● **EXERCISE DIRECTIONS**
Among the lines below, copy each one in which "from" appears.
SUPPLIED DATA Start Marker
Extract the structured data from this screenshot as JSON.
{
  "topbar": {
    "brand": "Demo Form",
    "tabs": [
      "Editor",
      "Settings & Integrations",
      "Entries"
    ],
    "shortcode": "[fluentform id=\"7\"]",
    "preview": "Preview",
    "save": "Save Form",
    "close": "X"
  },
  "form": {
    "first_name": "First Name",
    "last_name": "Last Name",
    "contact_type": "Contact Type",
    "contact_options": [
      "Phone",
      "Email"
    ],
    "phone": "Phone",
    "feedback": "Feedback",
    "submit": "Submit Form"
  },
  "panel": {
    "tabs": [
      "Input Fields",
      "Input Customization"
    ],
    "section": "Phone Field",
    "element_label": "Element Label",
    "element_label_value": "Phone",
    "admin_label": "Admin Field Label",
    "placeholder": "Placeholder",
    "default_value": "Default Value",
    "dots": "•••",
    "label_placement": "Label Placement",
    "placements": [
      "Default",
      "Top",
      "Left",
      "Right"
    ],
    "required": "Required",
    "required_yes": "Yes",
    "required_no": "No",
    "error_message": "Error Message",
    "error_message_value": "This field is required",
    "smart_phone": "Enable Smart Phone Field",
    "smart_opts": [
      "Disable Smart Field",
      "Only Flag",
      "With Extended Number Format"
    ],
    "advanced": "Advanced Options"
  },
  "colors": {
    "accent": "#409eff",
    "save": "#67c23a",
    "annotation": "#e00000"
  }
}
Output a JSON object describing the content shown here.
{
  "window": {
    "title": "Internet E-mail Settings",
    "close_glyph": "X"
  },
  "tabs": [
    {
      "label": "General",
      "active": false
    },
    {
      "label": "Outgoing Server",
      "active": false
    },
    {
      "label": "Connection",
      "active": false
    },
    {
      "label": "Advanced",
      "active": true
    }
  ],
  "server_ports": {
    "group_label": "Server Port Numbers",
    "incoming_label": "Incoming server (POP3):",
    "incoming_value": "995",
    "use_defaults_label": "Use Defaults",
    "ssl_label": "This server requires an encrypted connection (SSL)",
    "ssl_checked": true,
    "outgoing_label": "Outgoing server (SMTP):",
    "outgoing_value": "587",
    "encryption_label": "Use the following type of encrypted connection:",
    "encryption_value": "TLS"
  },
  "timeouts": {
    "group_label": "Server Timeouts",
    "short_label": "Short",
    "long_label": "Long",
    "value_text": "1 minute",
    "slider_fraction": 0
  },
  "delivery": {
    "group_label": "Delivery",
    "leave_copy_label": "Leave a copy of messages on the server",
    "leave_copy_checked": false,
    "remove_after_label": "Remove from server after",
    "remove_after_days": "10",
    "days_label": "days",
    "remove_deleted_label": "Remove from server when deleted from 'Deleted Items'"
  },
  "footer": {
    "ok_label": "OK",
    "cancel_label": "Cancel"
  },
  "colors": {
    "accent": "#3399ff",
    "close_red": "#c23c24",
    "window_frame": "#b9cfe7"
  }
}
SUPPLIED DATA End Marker
● **SOLUTION TO THIS TASK**
Extract the structured data from this screenshot as JSON.
    "remove_after_label": "Remove from server after",
    "remove_deleted_label": "Remove from server when deleted from 'Deleted Items'"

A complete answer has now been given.